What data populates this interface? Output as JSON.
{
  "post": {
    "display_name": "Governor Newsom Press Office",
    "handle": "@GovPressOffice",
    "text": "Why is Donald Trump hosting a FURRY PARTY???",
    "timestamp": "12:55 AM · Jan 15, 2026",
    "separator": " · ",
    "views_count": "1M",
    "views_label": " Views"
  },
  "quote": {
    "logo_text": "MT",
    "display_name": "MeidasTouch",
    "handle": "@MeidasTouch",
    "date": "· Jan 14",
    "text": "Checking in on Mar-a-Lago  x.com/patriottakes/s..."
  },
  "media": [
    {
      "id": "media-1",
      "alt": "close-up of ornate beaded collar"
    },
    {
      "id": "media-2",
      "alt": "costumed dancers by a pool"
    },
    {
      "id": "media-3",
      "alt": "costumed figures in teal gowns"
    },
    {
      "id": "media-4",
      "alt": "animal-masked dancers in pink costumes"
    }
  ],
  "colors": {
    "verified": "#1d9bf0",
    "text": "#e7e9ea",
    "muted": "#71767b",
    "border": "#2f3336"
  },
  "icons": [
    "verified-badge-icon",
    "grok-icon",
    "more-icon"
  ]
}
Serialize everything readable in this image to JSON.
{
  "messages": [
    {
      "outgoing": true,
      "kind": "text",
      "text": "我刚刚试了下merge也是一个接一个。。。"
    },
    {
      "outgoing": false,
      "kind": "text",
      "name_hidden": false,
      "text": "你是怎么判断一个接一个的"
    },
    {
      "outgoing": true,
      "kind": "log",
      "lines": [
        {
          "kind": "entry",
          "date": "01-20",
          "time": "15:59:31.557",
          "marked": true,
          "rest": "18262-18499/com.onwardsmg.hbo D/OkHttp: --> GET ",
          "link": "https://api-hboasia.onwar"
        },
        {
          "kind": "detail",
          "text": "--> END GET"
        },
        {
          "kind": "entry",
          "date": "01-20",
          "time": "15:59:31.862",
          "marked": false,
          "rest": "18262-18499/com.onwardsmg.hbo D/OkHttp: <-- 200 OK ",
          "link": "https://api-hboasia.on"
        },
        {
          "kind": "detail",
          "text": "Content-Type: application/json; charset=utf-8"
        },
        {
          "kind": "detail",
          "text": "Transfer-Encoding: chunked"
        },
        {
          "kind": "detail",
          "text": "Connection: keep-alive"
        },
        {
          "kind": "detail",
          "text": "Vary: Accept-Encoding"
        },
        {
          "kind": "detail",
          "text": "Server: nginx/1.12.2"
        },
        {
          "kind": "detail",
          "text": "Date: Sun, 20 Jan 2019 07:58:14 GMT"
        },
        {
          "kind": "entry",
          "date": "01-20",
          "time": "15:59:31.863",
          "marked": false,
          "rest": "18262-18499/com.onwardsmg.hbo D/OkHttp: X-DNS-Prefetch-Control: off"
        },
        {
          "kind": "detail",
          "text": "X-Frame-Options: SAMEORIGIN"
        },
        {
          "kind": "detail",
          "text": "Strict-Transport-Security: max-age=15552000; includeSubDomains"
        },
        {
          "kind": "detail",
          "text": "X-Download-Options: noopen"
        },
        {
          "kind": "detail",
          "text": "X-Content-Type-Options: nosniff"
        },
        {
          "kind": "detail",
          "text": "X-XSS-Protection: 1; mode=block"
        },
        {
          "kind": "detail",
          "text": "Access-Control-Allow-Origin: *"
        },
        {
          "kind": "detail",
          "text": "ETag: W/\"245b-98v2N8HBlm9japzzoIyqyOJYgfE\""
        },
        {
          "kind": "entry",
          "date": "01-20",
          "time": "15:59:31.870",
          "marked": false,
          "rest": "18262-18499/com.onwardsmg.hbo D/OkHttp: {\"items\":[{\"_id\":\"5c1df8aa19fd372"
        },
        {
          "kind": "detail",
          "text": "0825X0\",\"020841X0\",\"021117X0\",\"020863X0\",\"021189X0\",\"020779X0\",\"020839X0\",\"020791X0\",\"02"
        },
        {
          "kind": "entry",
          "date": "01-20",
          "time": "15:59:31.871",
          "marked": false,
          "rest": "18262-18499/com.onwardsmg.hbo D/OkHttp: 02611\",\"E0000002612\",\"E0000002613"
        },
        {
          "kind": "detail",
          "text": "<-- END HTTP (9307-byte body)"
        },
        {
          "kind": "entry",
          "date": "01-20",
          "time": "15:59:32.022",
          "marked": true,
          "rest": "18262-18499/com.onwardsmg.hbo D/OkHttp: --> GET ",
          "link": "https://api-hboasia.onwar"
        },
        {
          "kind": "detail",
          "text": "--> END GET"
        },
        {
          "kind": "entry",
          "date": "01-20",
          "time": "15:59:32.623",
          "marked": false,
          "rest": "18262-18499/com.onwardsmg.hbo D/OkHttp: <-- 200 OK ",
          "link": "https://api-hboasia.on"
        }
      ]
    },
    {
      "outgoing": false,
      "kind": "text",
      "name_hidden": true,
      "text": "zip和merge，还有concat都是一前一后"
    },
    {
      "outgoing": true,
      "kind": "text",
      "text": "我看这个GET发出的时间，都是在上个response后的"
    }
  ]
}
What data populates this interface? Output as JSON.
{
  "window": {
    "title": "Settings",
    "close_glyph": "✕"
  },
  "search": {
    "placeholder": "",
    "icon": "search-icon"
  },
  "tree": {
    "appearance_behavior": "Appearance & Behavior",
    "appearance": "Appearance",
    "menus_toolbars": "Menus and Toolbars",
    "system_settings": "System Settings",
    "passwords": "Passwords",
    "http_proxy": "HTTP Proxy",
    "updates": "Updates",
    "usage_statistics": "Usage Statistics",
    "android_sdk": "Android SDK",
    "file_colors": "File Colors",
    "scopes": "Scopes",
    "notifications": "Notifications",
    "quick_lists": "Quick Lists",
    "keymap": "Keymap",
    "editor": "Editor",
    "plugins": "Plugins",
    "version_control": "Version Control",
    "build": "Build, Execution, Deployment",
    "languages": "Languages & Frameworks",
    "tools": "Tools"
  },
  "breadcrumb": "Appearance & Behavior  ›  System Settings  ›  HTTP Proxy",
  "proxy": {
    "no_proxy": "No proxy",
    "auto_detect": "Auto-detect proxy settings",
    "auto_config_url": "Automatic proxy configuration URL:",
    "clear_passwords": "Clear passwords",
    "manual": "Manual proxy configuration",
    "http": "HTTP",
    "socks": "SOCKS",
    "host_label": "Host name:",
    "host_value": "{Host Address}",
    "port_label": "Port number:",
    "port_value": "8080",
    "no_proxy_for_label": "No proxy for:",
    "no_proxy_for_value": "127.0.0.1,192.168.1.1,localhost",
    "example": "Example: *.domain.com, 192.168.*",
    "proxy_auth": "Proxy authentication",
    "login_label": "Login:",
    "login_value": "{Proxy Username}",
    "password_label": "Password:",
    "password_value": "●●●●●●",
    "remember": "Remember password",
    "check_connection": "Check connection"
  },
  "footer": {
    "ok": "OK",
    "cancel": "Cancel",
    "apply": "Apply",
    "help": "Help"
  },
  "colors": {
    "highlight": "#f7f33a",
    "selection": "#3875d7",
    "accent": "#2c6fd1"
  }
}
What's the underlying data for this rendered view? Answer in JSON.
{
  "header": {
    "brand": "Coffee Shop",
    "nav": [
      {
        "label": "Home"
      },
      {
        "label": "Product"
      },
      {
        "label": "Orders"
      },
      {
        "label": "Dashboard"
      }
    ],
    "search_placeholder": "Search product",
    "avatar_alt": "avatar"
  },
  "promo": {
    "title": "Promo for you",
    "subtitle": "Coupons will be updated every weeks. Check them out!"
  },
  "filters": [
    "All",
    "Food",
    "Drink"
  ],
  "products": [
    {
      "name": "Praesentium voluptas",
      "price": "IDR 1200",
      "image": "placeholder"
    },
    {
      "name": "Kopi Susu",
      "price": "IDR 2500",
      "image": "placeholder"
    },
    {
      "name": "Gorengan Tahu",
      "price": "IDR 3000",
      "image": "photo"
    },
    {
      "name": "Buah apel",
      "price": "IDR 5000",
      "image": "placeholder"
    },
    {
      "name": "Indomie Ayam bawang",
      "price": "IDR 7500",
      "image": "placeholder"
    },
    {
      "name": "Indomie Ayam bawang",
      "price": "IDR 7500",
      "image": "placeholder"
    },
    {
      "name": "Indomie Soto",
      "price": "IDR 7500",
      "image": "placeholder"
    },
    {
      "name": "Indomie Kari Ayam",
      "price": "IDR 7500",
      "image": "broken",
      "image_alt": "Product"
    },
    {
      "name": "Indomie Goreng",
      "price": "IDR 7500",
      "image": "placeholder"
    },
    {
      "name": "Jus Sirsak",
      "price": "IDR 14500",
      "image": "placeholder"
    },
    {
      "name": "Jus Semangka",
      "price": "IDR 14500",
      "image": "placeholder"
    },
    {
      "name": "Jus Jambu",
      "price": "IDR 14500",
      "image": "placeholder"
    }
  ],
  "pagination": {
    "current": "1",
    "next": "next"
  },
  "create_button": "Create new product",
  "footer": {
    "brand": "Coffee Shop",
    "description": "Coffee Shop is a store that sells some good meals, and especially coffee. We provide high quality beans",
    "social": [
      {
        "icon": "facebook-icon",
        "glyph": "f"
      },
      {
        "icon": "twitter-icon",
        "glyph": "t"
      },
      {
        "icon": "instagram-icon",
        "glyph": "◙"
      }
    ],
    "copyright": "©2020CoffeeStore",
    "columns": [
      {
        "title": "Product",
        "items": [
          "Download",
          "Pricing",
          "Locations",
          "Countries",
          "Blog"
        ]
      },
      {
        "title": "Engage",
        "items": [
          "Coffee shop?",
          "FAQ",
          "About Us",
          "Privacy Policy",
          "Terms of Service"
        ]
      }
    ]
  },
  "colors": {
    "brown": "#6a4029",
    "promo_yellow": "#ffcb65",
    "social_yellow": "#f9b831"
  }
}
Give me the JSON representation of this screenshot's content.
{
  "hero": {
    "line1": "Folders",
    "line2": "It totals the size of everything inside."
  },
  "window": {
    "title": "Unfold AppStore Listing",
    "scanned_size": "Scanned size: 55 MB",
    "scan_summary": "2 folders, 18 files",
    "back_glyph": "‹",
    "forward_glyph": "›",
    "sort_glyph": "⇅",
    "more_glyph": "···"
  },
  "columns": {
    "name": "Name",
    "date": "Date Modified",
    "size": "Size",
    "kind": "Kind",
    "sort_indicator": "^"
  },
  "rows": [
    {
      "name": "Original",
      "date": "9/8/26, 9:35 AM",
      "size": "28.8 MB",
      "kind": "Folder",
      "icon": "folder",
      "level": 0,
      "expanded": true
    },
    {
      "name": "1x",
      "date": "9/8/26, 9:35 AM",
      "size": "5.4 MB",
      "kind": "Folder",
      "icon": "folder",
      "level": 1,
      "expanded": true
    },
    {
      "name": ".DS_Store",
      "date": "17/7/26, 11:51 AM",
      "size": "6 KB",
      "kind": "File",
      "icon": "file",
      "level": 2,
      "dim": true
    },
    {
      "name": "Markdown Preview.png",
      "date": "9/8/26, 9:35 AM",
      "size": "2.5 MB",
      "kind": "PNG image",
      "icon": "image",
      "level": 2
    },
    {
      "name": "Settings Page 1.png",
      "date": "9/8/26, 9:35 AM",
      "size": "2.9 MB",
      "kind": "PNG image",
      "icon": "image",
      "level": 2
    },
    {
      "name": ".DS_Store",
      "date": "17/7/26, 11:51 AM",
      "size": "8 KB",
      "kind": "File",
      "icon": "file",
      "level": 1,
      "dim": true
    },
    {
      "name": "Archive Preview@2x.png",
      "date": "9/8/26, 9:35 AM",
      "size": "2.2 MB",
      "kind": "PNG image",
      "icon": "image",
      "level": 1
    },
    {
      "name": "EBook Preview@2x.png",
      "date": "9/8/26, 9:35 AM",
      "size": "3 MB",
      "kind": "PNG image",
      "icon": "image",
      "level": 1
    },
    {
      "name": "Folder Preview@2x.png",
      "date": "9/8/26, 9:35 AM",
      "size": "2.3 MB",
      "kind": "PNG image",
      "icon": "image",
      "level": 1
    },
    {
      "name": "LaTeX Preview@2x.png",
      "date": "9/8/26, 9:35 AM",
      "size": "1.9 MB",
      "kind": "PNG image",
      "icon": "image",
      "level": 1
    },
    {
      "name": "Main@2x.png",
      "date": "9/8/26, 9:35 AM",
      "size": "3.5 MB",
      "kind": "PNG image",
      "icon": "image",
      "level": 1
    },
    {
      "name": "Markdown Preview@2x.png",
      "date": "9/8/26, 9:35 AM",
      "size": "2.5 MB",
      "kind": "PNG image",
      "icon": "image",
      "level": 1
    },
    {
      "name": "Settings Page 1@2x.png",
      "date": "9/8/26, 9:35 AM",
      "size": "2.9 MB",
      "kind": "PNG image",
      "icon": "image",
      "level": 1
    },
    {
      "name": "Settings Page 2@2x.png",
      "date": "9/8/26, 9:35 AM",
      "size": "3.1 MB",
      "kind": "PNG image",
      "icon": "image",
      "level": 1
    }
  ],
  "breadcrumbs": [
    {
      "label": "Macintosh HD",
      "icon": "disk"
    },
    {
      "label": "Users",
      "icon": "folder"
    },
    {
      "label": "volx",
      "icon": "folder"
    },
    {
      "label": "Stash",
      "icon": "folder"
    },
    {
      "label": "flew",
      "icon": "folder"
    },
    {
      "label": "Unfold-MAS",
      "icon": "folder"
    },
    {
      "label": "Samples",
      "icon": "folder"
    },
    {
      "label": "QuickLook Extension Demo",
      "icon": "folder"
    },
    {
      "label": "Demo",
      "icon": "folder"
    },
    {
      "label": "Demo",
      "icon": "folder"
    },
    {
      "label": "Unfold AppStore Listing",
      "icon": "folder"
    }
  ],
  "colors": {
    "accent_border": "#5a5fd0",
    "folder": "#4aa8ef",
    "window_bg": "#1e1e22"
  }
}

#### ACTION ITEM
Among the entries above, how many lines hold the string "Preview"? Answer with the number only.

#### EXERCISE ANSWER
6